■ What needs to be done ■
Each line of the data below should be repeated exactly.

■ Exercise material ■
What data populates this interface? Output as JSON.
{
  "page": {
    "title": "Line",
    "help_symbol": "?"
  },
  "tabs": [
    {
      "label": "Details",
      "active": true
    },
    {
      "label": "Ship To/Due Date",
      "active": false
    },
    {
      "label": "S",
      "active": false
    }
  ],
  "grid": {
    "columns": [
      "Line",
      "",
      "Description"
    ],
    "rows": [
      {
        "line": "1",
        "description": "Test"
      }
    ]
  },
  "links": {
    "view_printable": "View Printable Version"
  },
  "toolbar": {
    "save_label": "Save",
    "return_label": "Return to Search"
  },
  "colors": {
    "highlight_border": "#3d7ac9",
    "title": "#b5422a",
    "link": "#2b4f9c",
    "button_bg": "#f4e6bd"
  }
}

■ Exercise response ■
What data populates this interface? Output as JSON.
{
  "page": {
    "title": "Line",
    "help_symbol": "?"
  },
  "tabs": [
    {
      "label": "Details",
      "active": true
    },
    {
      "label": "Ship To/Due Date",
      "active": false
    },
    {
      "label": "S",
      "active": false
    }
  ],
  "grid": {
    "columns": [
      "Line",
      "",
      "Description"
    ],
    "rows": [
      {
        "line": "1",
        "description": "Test"
      }
    ]
  },
  "links": {
    "view_printable": "View Printable Version"
  },
  "toolbar": {
    "save_label": "Save",
    "return_label": "Return to Search"
  },
  "colors": {
    "highlight_border": "#3d7ac9",
    "title": "#b5422a",
    "link": "#2b4f9c",
    "button_bg": "#f4e6bd"
  }
}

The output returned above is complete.